Return every line from the records below in which the word "zones" is found.
Content starts
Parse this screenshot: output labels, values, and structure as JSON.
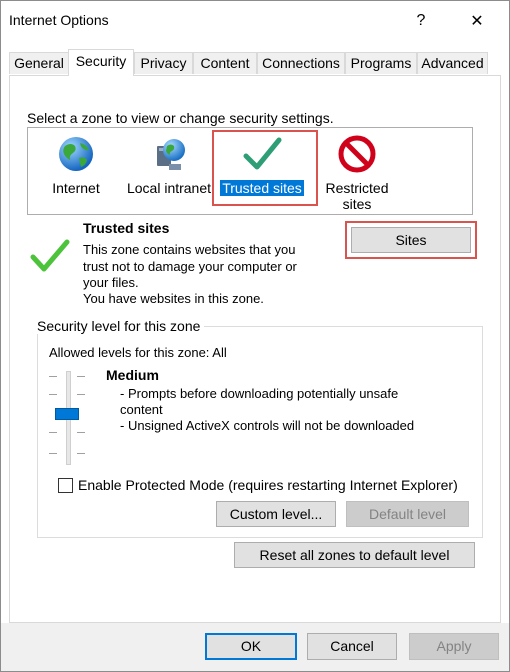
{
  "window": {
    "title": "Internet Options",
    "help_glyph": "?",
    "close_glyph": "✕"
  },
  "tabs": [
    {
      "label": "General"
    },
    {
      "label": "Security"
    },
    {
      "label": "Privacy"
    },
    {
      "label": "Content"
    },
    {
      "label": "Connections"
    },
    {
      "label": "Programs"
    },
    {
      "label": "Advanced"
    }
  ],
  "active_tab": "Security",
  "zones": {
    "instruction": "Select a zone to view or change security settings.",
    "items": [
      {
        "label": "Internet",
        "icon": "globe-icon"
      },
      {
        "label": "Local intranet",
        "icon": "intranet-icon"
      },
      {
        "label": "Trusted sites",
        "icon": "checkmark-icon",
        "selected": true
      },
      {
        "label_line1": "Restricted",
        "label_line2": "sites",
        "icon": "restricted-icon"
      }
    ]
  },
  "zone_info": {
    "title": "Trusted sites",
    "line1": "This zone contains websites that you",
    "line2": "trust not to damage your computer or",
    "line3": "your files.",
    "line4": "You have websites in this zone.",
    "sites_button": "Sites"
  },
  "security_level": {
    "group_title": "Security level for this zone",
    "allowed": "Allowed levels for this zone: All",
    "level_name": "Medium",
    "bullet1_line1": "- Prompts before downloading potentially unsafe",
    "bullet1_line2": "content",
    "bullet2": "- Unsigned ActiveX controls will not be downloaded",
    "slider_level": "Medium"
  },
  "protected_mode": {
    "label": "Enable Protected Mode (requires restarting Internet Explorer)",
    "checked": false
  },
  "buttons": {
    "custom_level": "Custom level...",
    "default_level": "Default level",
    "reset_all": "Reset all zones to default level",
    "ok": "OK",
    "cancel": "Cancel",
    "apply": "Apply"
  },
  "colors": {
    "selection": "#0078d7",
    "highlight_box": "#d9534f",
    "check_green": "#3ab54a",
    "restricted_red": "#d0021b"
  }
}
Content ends
RESULT
  "zones": {
    "reset_all": "Reset all zones to default level",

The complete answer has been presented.